In a newly dug gravel pit (twenty years old or less), silt may be found in very isolated patches. These may be a couple of centimetres deep. Finding them could lead to the gold mine we all dream about. The leeward side of a gravel bar may be one such area, or perhaps the windward end has a bay which is surrounded by trees. Naturally occurring weed areas may be silty too – the silt is often why the weed roots have established there.
At an old estate lake, the silt is likely to be much deeper and different in composition. The depth of the water may only look a couple of inches but underneath there is four feet of silt. The older the silt, the deeper it usually is, but the important thing to remember is that age does not affect the richness of the food found among it. A lot of the nutrients a water needs are locked up in the silt, which is why fisheries add lime to silty areas to assist with nutrient control.
You may also find really smelly silt. These are usually in the deeper windward areas. This kind of silt stinks and is very black in appearance. It sounds strange, but the best way of finding it is after you’ve fished. Where it is present, your hookbait will turn black after soaking up the deposits of it. It will have lost all attraction and will smell of rotten eggs, and in my experience these areas aren’t very good.
Bait for carp in silt
The ideal in silt is to discover the natural food larders. These are the spots which the carp visit to feed on a regular basis. A rolling fish in the same spot may be a sign of one, as might fizzing making its way up from the bottom, or coloured water. The food larders are sometimes locked up in the silt as much as a couple of feet down, because this is where the larvae feel safest depositing their eggs. Once they’ve been discovered by the carp, there will almost certainly be a difference in depth.

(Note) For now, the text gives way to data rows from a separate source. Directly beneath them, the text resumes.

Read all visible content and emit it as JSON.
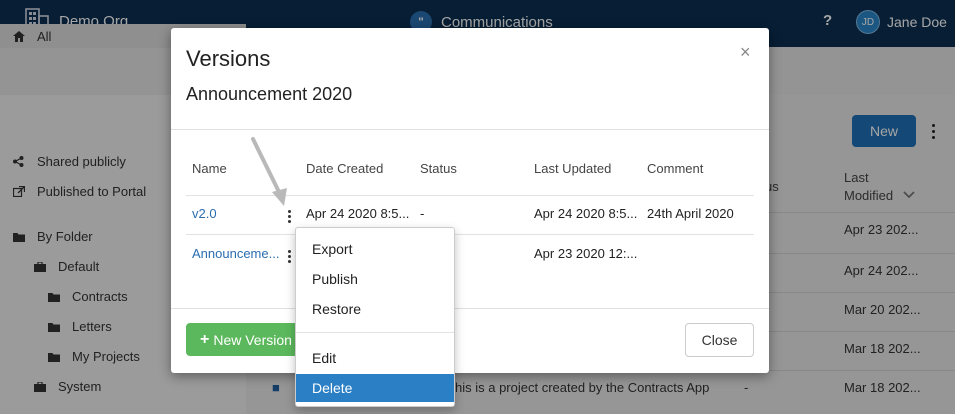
{
  "topbar": {
    "org_name": "Demo Org",
    "app_name": "Communications",
    "help_label": "?",
    "user_initials": "JD",
    "user_name": "Jane Doe"
  },
  "sidebar": {
    "items": [
      {
        "label": "All",
        "icon": "home-icon"
      },
      {
        "label": "Shared publicly",
        "icon": "share-icon"
      },
      {
        "label": "Published to Portal",
        "icon": "external-link-icon"
      },
      {
        "label": "By Folder",
        "icon": "folder-icon"
      },
      {
        "label": "Default",
        "icon": "briefcase-icon"
      },
      {
        "label": "Contracts",
        "icon": "folder-icon"
      },
      {
        "label": "Letters",
        "icon": "folder-icon"
      },
      {
        "label": "My Projects",
        "icon": "folder-icon"
      },
      {
        "label": "System",
        "icon": "briefcase-icon"
      }
    ]
  },
  "main": {
    "new_label": "New",
    "columns": {
      "status_partial": "us",
      "last_modified_line1": "Last",
      "last_modified_line2": "Modified"
    },
    "rows": [
      {
        "modified": "Apr 23 202..."
      },
      {
        "modified": "Apr 24 202..."
      },
      {
        "modified": "Mar 20 202..."
      },
      {
        "modified": "Mar 18 202..."
      },
      {
        "desc": "his is a project created by the Contracts App",
        "status": "-",
        "modified": "Mar 18 202..."
      }
    ]
  },
  "modal": {
    "title": "Versions",
    "close_glyph": "×",
    "subtitle": "Announcement 2020",
    "headers": {
      "name": "Name",
      "date_created": "Date Created",
      "status": "Status",
      "last_updated": "Last Updated",
      "comment": "Comment"
    },
    "rows": [
      {
        "name": "v2.0",
        "date_created": "Apr 24 2020 8:5...",
        "status": "-",
        "last_updated": "Apr 24 2020 8:5...",
        "comment": "24th April 2020"
      },
      {
        "name": "Announceme...",
        "date_created": "",
        "status": "",
        "last_updated": "Apr 23 2020 12:...",
        "comment": ""
      }
    ],
    "new_version_label": "New Version",
    "close_label": "Close"
  },
  "menu": {
    "items": [
      "Export",
      "Publish",
      "Restore"
    ],
    "items2": [
      "Edit",
      "Delete"
    ],
    "active": "Delete"
  },
  "colors": {
    "topbar": "#0b2f52",
    "primary": "#1f6fb5",
    "success": "#5cb85c",
    "link": "#2a6db0",
    "menu_active": "#2a7fc5"
  }
}
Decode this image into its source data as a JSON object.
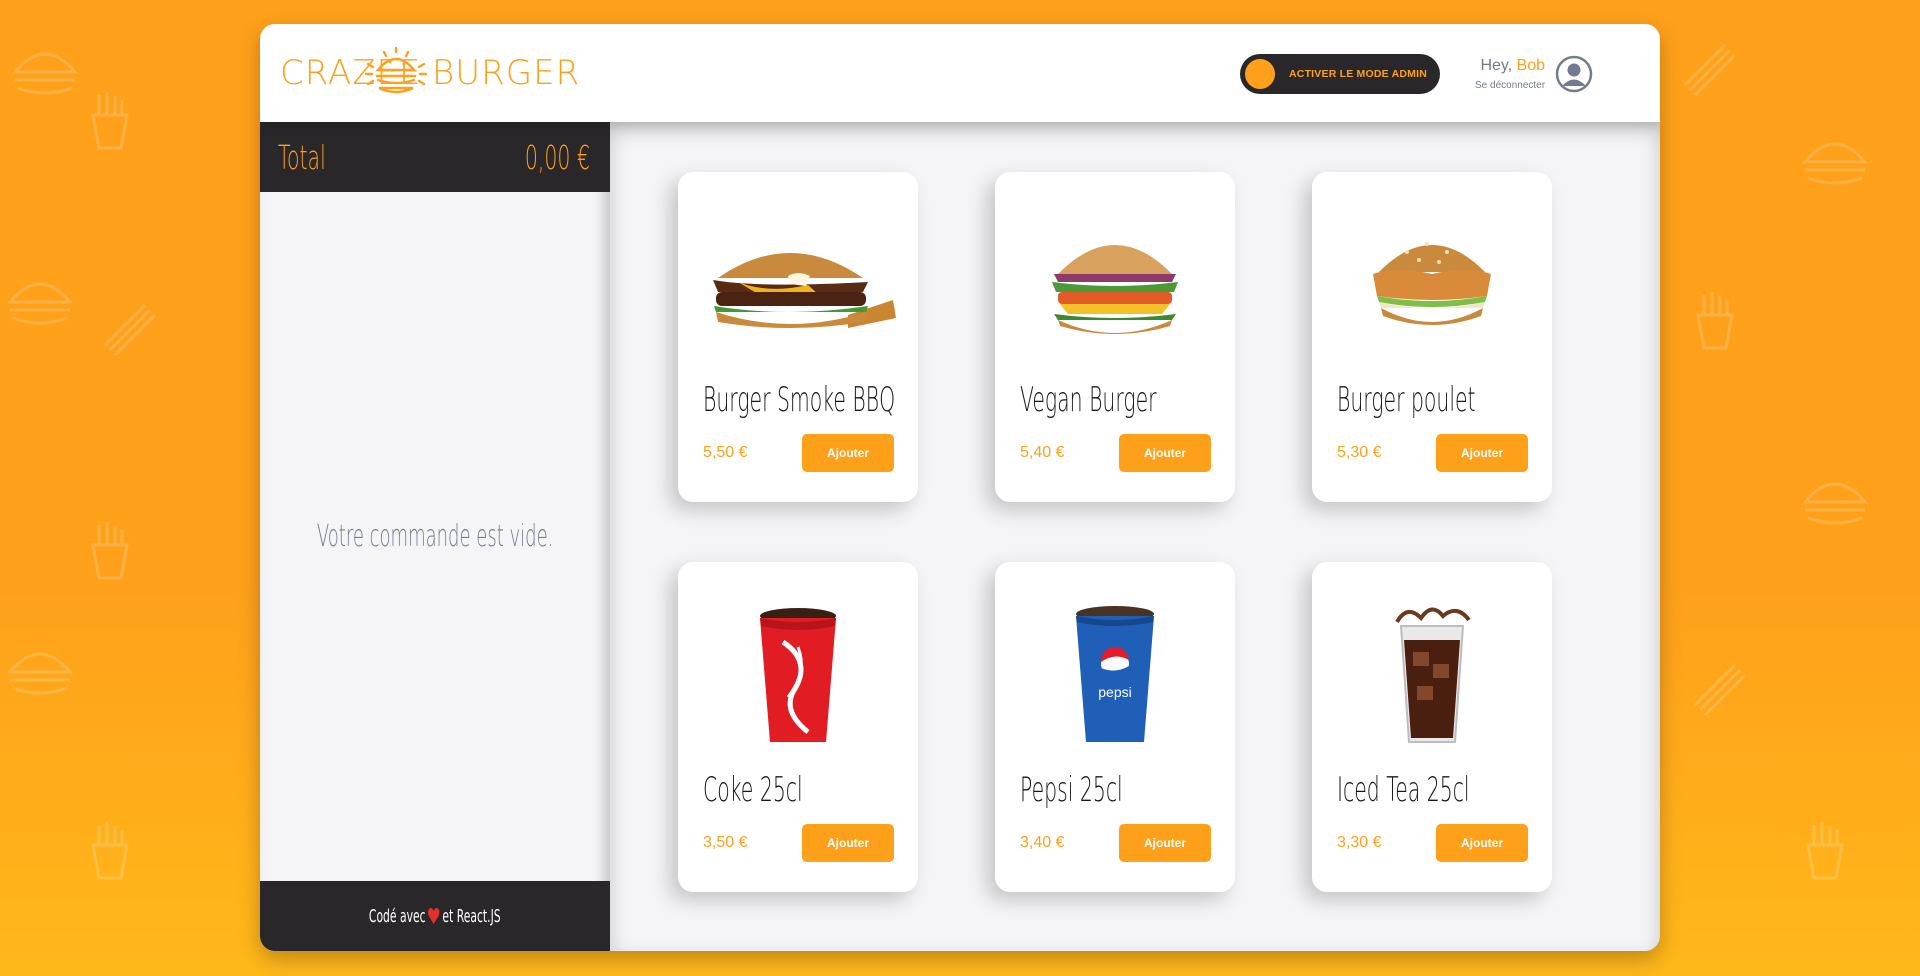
{
  "brand": {
    "left": "Crazee",
    "right": "Burger"
  },
  "admin_toggle": {
    "label": "ACTIVER LE MODE ADMIN"
  },
  "profile": {
    "greeting": "Hey, ",
    "name": "Bob",
    "logout": "Se déconnecter"
  },
  "basket": {
    "total_label": "Total",
    "total_amount": "0,00 €",
    "empty_message": "Votre commande est vide.",
    "footer_prefix": "Codé avec",
    "footer_suffix": "et React.JS"
  },
  "products": [
    {
      "title": "Burger Smoke BBQ",
      "price": "5,50 €",
      "button": "Ajouter",
      "image": "burger-smoke-bbq"
    },
    {
      "title": "Vegan Burger",
      "price": "5,40 €",
      "button": "Ajouter",
      "image": "vegan-burger"
    },
    {
      "title": "Burger poulet",
      "price": "5,30 €",
      "button": "Ajouter",
      "image": "chicken-burger"
    },
    {
      "title": "Coke 25cl",
      "price": "3,50 €",
      "button": "Ajouter",
      "image": "coke-cup"
    },
    {
      "title": "Pepsi 25cl",
      "price": "3,40 €",
      "button": "Ajouter",
      "image": "pepsi-cup"
    },
    {
      "title": "Iced Tea 25cl",
      "price": "3,30 €",
      "button": "Ajouter",
      "image": "iced-tea-glass"
    }
  ],
  "colors": {
    "primary": "#ffa01b",
    "dark": "#292729",
    "greyText": "#747b91",
    "background": "#f5f5f7"
  }
}
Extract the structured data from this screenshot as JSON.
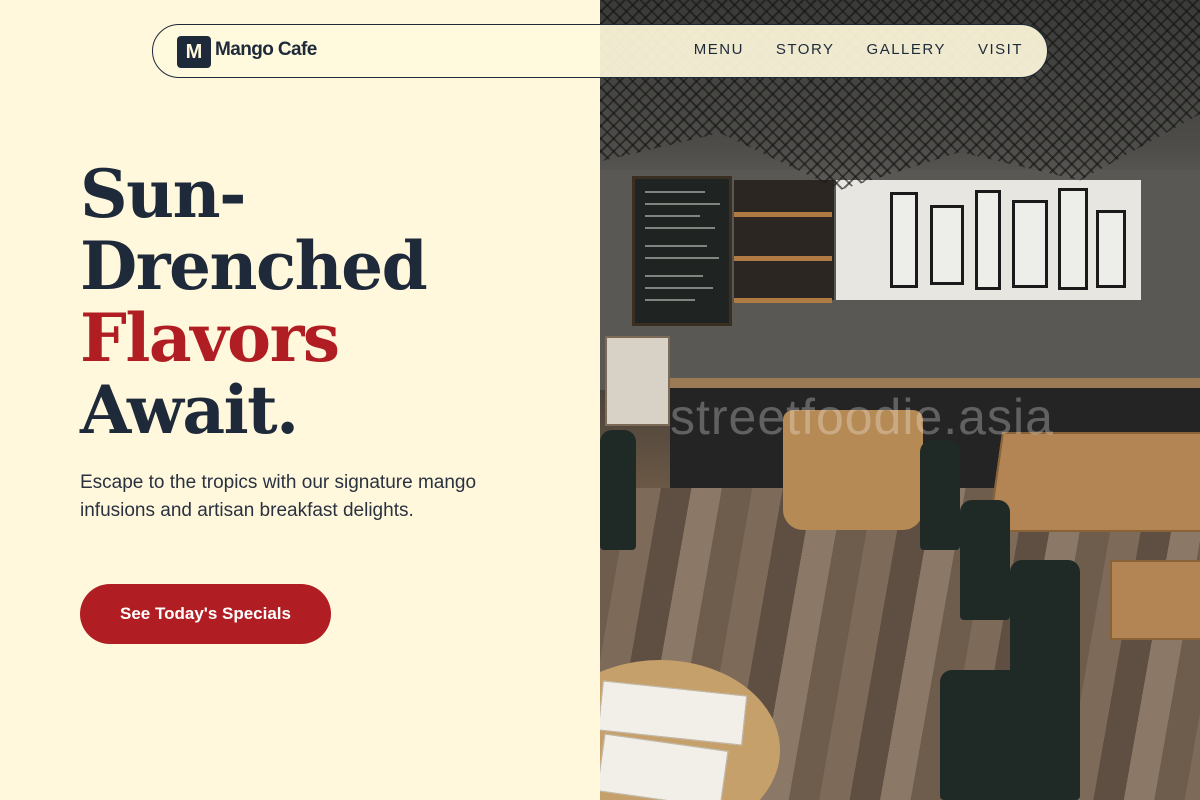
{
  "brand": {
    "logo_letter": "M",
    "name": "Mango Cafe"
  },
  "nav": {
    "items": [
      "MENU",
      "STORY",
      "GALLERY",
      "VISIT"
    ]
  },
  "hero": {
    "headline_line1": "Sun-",
    "headline_line2": "Drenched",
    "headline_accent": "Flavors",
    "headline_line4": "Await.",
    "subtitle": "Escape to the tropics with our signature mango infusions and artisan breakfast delights.",
    "cta_label": "See Today's Specials"
  },
  "image": {
    "watermark_text": "streetfoodie.asia"
  },
  "colors": {
    "background": "#FFF8DC",
    "navy": "#1E2A3A",
    "accent_red": "#B01E23"
  }
}
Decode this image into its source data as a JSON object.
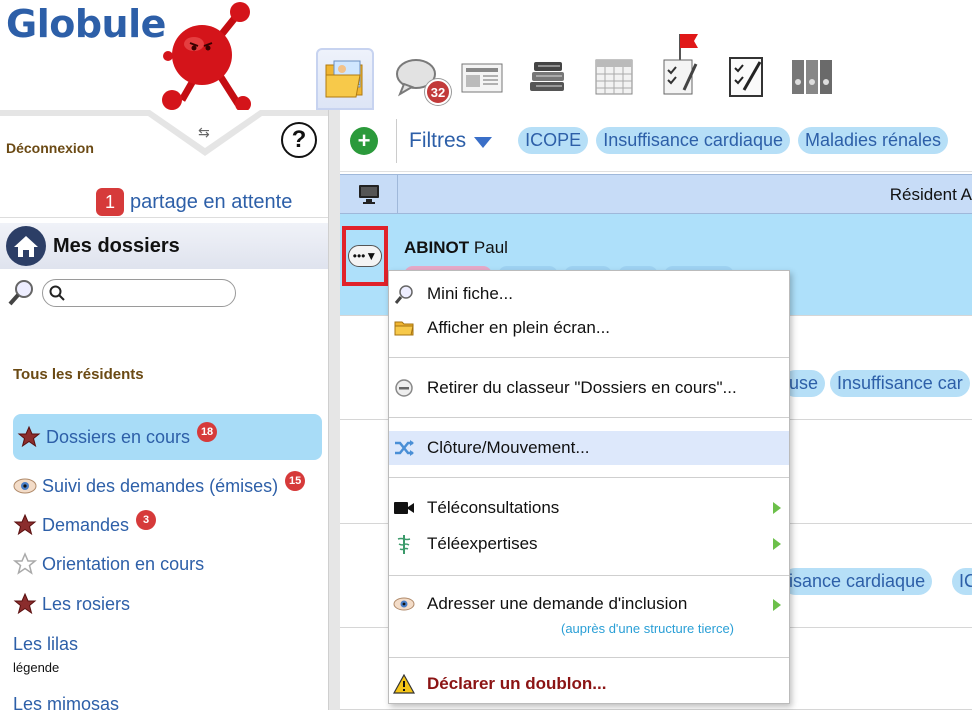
{
  "app": {
    "name": "Globule"
  },
  "toolbar": {
    "tools": [
      {
        "name": "dossiers",
        "icon": "folder-photo-icon",
        "active": true
      },
      {
        "name": "messages",
        "icon": "speech-bubble-icon",
        "badge": "32"
      },
      {
        "name": "journal",
        "icon": "newspaper-icon"
      },
      {
        "name": "library",
        "icon": "books-icon"
      },
      {
        "name": "calendar",
        "icon": "calendar-icon"
      },
      {
        "name": "tasks",
        "icon": "clipboard-flag-icon"
      },
      {
        "name": "checklist",
        "icon": "checklist-icon"
      },
      {
        "name": "archives",
        "icon": "binders-icon"
      }
    ]
  },
  "left": {
    "logout": "Déconnexion",
    "help": "?",
    "pending": {
      "count": "1",
      "label": "partage en attente"
    },
    "section_title": "Mes dossiers",
    "search": {
      "value": "",
      "placeholder": ""
    },
    "all_residents": "Tous les résidents",
    "items": [
      {
        "label": "Dossiers en cours",
        "badge": "18",
        "icon": "star-icon",
        "selected": true
      },
      {
        "label": "Suivi des demandes (émises)",
        "badge": "15",
        "icon": "eye-icon"
      },
      {
        "label": "Demandes",
        "badge": "3",
        "icon": "star-icon"
      },
      {
        "label": "Orientation en cours",
        "icon": "star-outline-icon"
      },
      {
        "label": "Les rosiers",
        "icon": "star-icon"
      },
      {
        "label": "Les lilas",
        "icon": ""
      },
      {
        "label": "Les mimosas",
        "icon": ""
      }
    ],
    "legend": "légende"
  },
  "right": {
    "filters_label": "Filtres",
    "filter_chips": [
      "ICOPE",
      "Insuffisance cardiaque",
      "Maladies rénales"
    ],
    "column_title": "Résident A",
    "selected_patient": {
      "last": "ABINOT",
      "first": "Paul"
    },
    "row_chips": {
      "row2": [
        "use",
        "Insuffisance car"
      ],
      "row3": [
        "isance cardiaque",
        "IC"
      ]
    }
  },
  "context_menu": {
    "items": [
      {
        "label": "Mini fiche...",
        "icon": "magnifier-icon"
      },
      {
        "label": "Afficher en plein écran...",
        "icon": "folder-icon"
      },
      {
        "label": "Retirer du classeur \"Dossiers en cours\"...",
        "icon": "minus-circle-icon"
      },
      {
        "label": "Clôture/Mouvement...",
        "icon": "shuffle-icon",
        "highlighted": true
      },
      {
        "label": "Téléconsultations",
        "icon": "video-camera-icon",
        "submenu": true
      },
      {
        "label": "Téléexpertises",
        "icon": "caduceus-icon",
        "submenu": true
      },
      {
        "label": "Adresser une demande d'inclusion",
        "icon": "eye-icon",
        "submenu": true
      },
      {
        "label": "Déclarer un doublon...",
        "icon": "warning-icon",
        "danger": true
      }
    ],
    "inclusion_sub": "(auprès d'une structure tierce)"
  },
  "colors": {
    "brand_blue": "#2d5fa8",
    "selected_row": "#aee0fa",
    "chip": "#b6dff7",
    "badge_red": "#d63a3a",
    "highlight_box": "#e0222a"
  }
}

One of the best types of bait for silt is particles. I’ve had so many memorable sessions over silt using tiny seeds, it’s usually the first bait which comes into my mind when I’m confronted with it. Small seeds which excite the grubbing instincts of carp would be my first choice because they resemble the types of food that carp feed on in these areas. They tuck away into little crevices and get the carp rooting around which prolongs the feeding spell, as the fish need to work to achieve satisfaction.
Of course boilies also work well over silt. However, I tend to use them only where the silt is much firmer as I don’t like the idea of burying them, making it hard for the carp to find them. On the hook I prefer bottom baits when I can get away with them, but there aren’t many types of silt that are hard enough to keep this type of presented bait visible. I therefore have a tendency to use pop-ups more than anything when confronted with silt. A lot of silt has at least an inch or two of suspended surface layer, so I usually go with one of about two-inches up off the deck, critically balancing it on a fairly long link of at least 8-inches.
Which rig to use in silt?
For the rig I use the same basic one I looked at last time. I will take into consideration that the lead may sink into the silt, so if I’m using a preferred length of hooklink, say 8-inches, I will add a couple of inches to allow for the sinking of the lead. This applies to both boating out hookbaits as well as casting. If I’m boating out, I’m usually fishing at extreme range, in which case I will be using a heavy lead to keep the line tight.
So there you have it, a short and concise look at how I tackle silt. I’ve had some great catches down the years from silty waters and you too can experience the same if you tackle it in the right way.